‘I’d Rather Be in the Forest’ license plates available
Published 10:51 pm Wednesday, January 28, 2009
Roy Jordan of Demopolis, the president of the Alabama Treasure Forest Association (ATFA) spoke at the Demopolis Kiwanis Club meeting on Tuesday.
Jordan spoke about a new distinctive license plate proposed by the ATFA that says, “I’d Rather Be In The Forest,” available to the first 1,000 purchasers for free through the ATFA.
Those wanting to take advantage of this limited offer should gather information about his car, including make, model, year and vehicle identification number (VIN). The purchaser’s name, mailing address and phone number will also be needed. The license plate category or tag type is the Alabama Treasure tag No. 89.

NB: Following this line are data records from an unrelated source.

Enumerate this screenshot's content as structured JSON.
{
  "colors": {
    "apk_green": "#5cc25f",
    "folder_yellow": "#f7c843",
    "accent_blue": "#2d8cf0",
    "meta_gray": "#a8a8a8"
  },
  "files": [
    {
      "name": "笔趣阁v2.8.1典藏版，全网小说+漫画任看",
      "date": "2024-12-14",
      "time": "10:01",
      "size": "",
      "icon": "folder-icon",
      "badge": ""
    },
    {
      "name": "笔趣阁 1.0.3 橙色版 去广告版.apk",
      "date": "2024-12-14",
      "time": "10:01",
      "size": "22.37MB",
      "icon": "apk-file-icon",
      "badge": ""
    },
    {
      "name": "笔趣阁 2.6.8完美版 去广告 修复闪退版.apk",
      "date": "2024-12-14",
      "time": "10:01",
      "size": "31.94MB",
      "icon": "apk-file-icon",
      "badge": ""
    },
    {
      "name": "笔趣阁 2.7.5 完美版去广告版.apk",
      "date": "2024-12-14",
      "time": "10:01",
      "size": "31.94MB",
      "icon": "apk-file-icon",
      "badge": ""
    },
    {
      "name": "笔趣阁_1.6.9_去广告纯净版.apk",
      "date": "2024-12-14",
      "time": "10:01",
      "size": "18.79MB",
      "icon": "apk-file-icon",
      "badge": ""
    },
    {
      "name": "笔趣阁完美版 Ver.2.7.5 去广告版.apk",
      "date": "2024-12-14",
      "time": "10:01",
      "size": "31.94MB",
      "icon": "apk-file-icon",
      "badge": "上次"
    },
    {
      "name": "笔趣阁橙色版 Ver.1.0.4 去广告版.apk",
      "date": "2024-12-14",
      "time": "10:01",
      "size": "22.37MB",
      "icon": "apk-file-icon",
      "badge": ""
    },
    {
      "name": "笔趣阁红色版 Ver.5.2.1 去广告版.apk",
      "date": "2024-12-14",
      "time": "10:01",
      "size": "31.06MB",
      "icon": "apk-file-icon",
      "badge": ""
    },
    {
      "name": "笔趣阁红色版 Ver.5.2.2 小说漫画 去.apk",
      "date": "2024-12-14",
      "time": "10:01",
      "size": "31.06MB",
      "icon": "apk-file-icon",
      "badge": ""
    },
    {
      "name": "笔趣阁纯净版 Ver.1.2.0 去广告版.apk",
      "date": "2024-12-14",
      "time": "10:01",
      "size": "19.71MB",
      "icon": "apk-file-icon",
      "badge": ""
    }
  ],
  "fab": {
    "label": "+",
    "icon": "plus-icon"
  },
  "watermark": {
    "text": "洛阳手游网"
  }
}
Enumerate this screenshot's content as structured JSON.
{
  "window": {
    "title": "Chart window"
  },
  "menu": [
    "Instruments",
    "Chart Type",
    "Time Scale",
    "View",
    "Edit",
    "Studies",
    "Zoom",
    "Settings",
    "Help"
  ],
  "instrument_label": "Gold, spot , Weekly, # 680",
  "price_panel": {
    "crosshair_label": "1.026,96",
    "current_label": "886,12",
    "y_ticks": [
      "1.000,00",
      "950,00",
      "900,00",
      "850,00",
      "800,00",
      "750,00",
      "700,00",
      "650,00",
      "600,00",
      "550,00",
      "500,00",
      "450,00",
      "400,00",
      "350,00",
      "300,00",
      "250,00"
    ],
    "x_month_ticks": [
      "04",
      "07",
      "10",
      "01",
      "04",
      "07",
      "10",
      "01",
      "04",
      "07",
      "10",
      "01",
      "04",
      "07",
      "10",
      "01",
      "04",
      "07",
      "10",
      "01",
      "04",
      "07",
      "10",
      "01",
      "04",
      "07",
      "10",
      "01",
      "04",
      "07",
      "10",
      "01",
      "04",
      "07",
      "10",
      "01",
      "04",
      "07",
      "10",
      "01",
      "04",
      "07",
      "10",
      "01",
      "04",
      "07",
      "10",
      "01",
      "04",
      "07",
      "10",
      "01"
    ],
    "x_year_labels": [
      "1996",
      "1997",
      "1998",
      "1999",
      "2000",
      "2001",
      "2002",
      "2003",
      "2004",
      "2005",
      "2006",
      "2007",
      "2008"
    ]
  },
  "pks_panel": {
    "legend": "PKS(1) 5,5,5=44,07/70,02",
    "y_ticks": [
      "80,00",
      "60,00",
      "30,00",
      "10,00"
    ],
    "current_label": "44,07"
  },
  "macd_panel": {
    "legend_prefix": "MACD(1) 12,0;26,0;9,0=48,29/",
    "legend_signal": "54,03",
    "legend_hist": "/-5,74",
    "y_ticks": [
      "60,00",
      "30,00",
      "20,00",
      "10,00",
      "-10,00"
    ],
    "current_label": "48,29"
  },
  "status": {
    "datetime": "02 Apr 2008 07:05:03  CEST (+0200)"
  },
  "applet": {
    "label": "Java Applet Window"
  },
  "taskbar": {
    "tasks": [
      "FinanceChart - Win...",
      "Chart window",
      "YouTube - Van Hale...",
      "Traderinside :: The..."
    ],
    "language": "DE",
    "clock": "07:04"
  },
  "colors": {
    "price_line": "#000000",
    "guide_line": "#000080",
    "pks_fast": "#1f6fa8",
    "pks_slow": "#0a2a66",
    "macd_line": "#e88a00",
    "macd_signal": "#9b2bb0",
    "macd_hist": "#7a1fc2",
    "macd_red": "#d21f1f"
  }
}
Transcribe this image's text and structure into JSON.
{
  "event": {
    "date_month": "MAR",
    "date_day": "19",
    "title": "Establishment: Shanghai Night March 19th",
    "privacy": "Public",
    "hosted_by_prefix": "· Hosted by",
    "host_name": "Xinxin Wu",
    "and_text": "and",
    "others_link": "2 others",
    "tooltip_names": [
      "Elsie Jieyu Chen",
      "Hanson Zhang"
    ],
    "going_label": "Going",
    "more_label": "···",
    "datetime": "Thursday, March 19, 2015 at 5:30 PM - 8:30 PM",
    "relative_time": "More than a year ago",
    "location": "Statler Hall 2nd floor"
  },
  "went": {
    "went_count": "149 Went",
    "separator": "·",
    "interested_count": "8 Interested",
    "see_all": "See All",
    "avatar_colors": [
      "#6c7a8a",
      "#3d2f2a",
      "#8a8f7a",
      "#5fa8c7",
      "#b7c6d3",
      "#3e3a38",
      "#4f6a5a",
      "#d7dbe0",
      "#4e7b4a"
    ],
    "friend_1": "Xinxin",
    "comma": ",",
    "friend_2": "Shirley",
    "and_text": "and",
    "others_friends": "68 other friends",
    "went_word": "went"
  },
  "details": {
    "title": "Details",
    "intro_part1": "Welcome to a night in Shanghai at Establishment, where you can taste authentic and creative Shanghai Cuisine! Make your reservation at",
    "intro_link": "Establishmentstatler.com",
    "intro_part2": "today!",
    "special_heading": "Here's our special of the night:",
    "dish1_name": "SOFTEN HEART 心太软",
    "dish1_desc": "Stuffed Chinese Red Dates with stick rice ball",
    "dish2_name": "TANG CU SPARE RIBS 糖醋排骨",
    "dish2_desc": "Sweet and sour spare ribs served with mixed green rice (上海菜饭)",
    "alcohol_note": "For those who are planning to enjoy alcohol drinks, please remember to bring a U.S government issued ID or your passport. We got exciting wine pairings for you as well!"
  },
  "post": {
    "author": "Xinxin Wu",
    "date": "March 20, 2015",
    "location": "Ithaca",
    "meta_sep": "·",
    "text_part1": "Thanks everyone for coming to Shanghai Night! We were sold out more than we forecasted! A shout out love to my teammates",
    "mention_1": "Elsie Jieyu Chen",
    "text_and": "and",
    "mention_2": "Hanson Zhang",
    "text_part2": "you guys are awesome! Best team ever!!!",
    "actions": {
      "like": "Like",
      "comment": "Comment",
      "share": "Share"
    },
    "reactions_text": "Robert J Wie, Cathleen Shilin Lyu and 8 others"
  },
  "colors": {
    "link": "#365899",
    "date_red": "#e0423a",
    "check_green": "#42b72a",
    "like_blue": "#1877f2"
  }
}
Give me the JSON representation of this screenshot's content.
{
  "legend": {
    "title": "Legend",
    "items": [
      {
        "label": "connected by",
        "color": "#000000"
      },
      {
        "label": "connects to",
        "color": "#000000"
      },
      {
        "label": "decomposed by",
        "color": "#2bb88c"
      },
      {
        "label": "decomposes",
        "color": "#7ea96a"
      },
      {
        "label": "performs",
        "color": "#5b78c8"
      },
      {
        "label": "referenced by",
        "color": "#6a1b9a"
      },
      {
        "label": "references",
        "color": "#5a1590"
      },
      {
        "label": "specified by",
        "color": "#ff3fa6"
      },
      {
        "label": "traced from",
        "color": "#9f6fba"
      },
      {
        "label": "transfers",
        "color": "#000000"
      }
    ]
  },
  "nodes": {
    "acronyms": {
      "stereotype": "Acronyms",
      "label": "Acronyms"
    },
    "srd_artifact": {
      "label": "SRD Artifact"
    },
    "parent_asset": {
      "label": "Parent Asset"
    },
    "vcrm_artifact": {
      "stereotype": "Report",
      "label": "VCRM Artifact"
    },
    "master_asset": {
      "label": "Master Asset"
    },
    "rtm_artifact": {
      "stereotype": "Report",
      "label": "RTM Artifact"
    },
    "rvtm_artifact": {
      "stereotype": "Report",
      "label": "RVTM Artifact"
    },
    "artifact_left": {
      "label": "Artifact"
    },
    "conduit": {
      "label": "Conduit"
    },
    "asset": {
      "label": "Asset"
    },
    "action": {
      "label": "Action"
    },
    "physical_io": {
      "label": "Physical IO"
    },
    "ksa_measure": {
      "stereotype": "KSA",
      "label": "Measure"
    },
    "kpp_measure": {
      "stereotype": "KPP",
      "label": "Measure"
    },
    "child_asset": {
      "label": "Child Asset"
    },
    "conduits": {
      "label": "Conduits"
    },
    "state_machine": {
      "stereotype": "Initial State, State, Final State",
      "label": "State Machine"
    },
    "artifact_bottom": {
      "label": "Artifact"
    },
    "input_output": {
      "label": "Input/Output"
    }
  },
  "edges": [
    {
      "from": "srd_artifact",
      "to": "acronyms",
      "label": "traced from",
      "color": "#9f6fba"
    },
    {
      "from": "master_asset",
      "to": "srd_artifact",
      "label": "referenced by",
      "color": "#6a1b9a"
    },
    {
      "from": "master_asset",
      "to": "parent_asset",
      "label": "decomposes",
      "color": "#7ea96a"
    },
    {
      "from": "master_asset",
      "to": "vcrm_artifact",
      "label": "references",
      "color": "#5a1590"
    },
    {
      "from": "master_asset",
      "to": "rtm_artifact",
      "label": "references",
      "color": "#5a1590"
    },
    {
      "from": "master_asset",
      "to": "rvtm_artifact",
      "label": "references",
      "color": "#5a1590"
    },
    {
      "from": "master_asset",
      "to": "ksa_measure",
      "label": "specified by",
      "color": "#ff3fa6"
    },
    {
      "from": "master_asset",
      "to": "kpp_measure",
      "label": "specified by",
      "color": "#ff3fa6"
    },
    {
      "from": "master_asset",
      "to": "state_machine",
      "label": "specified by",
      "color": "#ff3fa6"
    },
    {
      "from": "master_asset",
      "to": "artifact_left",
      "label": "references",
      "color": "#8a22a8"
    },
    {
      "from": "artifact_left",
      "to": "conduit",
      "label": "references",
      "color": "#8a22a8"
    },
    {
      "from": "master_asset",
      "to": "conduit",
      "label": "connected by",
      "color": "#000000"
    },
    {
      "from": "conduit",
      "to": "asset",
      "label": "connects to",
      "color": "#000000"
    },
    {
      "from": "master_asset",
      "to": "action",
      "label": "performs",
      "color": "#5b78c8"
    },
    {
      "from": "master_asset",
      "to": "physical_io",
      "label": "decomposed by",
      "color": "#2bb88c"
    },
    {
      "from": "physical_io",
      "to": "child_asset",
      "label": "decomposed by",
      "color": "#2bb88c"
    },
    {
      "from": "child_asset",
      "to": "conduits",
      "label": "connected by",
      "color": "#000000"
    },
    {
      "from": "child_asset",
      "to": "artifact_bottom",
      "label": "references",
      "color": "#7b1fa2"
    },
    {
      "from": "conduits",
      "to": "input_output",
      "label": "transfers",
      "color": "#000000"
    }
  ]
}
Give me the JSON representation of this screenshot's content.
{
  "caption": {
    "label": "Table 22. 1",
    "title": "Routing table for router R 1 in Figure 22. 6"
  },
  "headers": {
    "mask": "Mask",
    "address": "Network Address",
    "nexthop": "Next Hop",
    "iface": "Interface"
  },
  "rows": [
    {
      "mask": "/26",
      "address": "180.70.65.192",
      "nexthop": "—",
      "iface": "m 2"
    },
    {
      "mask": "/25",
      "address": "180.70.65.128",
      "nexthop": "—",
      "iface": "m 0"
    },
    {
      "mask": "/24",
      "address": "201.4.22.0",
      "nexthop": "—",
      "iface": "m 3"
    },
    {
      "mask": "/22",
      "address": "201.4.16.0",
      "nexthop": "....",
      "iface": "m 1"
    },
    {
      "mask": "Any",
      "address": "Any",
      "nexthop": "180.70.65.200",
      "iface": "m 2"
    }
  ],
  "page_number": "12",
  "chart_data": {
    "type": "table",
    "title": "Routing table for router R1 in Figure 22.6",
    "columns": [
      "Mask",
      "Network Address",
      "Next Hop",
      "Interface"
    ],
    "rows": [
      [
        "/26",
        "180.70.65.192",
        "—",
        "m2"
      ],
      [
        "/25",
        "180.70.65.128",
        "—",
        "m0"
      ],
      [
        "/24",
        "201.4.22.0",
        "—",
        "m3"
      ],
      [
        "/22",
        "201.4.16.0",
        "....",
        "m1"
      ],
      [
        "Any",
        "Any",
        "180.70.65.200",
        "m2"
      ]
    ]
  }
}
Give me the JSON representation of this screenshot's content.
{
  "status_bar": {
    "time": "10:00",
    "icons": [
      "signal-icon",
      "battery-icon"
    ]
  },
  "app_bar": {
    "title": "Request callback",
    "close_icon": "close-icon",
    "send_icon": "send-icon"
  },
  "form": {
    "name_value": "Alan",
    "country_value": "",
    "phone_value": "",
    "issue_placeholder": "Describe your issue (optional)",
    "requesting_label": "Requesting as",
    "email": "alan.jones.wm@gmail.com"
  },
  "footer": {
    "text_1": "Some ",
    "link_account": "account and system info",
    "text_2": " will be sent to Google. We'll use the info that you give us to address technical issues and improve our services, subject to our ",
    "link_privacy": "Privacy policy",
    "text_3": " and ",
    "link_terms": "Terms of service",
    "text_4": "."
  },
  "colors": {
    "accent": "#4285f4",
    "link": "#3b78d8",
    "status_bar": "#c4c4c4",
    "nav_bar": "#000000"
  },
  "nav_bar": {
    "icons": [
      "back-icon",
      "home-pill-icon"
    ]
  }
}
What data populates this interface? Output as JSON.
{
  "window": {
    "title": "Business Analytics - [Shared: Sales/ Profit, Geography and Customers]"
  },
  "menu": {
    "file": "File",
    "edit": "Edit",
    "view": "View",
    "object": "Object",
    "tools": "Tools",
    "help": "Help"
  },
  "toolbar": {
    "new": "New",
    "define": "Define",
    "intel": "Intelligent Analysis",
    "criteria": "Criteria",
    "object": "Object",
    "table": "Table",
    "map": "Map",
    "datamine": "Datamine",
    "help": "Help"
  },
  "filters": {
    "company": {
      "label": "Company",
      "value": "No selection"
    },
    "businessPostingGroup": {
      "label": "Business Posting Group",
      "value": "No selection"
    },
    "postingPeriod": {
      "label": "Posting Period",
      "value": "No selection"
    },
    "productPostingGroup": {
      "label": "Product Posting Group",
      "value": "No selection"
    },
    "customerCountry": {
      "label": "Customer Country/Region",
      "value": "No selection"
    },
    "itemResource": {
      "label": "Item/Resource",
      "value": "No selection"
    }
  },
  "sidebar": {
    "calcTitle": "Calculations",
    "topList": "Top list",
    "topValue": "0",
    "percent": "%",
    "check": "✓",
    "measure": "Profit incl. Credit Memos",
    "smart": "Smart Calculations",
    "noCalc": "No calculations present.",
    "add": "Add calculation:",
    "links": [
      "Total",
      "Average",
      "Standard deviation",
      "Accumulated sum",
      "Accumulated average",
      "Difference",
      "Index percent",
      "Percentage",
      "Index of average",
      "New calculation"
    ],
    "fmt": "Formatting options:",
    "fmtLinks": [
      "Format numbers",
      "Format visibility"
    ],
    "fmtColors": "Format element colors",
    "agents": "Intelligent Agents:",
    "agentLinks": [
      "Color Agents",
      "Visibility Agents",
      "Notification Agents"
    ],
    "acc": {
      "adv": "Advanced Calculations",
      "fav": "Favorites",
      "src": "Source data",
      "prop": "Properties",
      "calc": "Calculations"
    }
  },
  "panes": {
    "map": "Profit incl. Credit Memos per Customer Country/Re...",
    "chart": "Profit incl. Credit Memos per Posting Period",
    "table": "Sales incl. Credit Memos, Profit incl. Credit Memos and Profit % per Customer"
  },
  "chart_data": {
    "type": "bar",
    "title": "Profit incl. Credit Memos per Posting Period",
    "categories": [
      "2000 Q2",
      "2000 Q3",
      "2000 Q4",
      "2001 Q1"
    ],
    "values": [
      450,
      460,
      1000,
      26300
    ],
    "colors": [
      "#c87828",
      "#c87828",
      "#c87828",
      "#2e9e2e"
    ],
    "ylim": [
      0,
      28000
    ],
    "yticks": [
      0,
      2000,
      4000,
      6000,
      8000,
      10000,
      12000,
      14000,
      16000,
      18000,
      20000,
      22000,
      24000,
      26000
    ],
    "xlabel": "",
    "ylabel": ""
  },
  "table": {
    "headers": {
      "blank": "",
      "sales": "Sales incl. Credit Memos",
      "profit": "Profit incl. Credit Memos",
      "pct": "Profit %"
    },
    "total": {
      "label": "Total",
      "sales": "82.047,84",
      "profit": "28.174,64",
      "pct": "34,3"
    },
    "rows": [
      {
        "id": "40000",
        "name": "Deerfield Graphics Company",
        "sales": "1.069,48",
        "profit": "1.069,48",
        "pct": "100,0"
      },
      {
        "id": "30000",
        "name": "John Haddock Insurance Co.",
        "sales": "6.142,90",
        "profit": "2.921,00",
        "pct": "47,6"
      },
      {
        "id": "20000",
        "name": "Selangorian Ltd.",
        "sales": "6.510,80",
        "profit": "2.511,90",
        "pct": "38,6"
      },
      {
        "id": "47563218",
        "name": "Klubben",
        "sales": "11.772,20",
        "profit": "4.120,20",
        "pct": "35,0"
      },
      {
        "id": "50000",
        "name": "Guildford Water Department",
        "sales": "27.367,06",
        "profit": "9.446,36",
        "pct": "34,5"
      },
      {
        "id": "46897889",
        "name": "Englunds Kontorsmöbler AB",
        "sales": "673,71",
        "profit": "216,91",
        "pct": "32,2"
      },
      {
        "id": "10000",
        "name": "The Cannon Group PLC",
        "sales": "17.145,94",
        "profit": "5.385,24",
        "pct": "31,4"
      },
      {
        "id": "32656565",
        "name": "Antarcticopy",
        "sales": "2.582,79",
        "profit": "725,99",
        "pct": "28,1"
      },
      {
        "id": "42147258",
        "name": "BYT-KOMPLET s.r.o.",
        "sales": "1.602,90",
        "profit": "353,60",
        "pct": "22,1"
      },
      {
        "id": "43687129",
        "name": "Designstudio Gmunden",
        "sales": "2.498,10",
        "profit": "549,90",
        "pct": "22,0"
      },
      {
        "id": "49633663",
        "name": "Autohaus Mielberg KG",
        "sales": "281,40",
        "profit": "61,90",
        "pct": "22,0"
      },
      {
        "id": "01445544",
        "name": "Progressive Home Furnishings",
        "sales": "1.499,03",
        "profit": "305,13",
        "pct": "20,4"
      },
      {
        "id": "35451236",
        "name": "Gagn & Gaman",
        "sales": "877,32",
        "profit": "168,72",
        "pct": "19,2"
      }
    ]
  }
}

Purchasers should then go to the county courthouse in Linden and tell the probate clerk that they want to make a commitment to purchase an Alabama Treasure Forest distinctive license plate. They should then provide the information and $50, and then get the receipt. The AFTA will reimburse the $50.
They should then make a copy of the receipt — do not use the original — and mail the copy of the receipt to: ATFA, Attention: Tag, P.O. Box 189, Chunchula, AL 36521. Purchasers may buy as many of these tags as they like.
When 1,000 commitments have been made statewide, purchasers will be notified, and should bring the original receipt to the courthouse and order the tag. License purchases will not be allowed until at least 1,000 commitments have been made.
The program to get reimbursed for the tag purchase will end after 1,000 commitments have been made. More information about the program can be found by calling the ATFA toll-free 1 888 240-4694.
Jordan said that only 10 percent of the forests’ landowners have ever participated in any managed forest practice procedures.
“Today, in the state, there are over 2,000 certified treasure forests,” he said. “There are several certified treasure forests in the county, owned by the Charles Mayton estate, B.W. Compton, Bert Rosenbush, Meador Jones and others.
“The association that I am associated with is a group of stewardship-minded men and women who are dedicated to improving their forest lands. We have 3,140 family members.”
The ATFA’s “Classroom in the Forest” program has worked with more than 70,000 children with 2,000 volunteers. The ATFA also has minority outreach programs as well as regional leadership teams.